The two most common types of labral injuries are SLAP (superior labrum from anterior to posterior) tears and Bankart tears (also known as Bankart lesions). SLAP tears occur at the front of the upper arm where the biceps tendon connects to the shoulder. Bankart tears, on the other hand, typically occur with shoulder dislocation in younger patients; the head of the humerus either shifts toward the front of the body, leading to “anterior instability,” or the back of the body, called “posterior instability.”
Both types of torn laburm are usually accompanied by aching pain and difficulty performing normal shoulder movements. With Bankart tears in particular, patients may feel apprehension that the shoulder may slip out of place or dislocate in certain positions. Patients with SLAP tears may experience pain at the front of the shoulder near the biceps tendon.

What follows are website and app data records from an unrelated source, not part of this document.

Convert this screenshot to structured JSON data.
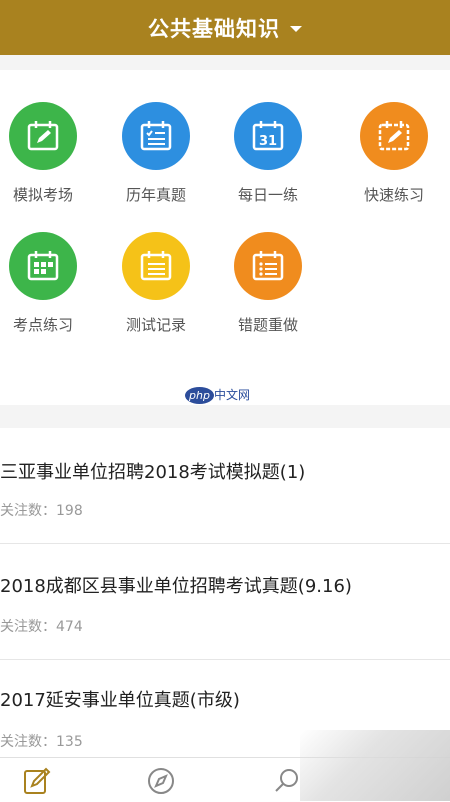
{
  "header": {
    "title": "公共基础知识"
  },
  "grid": {
    "items": [
      {
        "label": "模拟考场",
        "icon": "edit-calendar-icon",
        "color": "#3db54a"
      },
      {
        "label": "历年真题",
        "icon": "checklist-calendar-icon",
        "color": "#2d8fe0"
      },
      {
        "label": "每日一练",
        "icon": "calendar-31-icon",
        "color": "#2d8fe0"
      },
      {
        "label": "快速练习",
        "icon": "pencil-calendar-icon",
        "color": "#f08c1e"
      },
      {
        "label": "考点练习",
        "icon": "grid-calendar-icon",
        "color": "#3db54a"
      },
      {
        "label": "测试记录",
        "icon": "list-calendar-icon",
        "color": "#f5c218"
      },
      {
        "label": "错题重做",
        "icon": "bulleted-calendar-icon",
        "color": "#f08c1e"
      }
    ]
  },
  "watermark": {
    "php": "php",
    "text": "中文网"
  },
  "list": {
    "items": [
      {
        "title": "三亚事业单位招聘2018考试模拟题(1)",
        "meta": "关注数：198"
      },
      {
        "title": "2018成都区县事业单位招聘考试真题(9.16)",
        "meta": "关注数：474"
      },
      {
        "title": "2017延安事业单位真题(市级)",
        "meta": "关注数：135"
      }
    ]
  },
  "tabbar": {
    "items": [
      {
        "icon": "edit-icon",
        "color": "#a9821f"
      },
      {
        "icon": "compass-icon",
        "color": "#888888"
      },
      {
        "icon": "search-icon",
        "color": "#888888"
      }
    ]
  }
}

Unfortunately, shoulder labral tears are hard to prevent, especially in athletes, because the force of the overhead motion contributes to the injury. Although athletes are most prone to labral tears, people who experience a traumatic event – such as falling down a flight of stairs – are also at risk, particularly older adults whose cartilage becomes more brittle with age.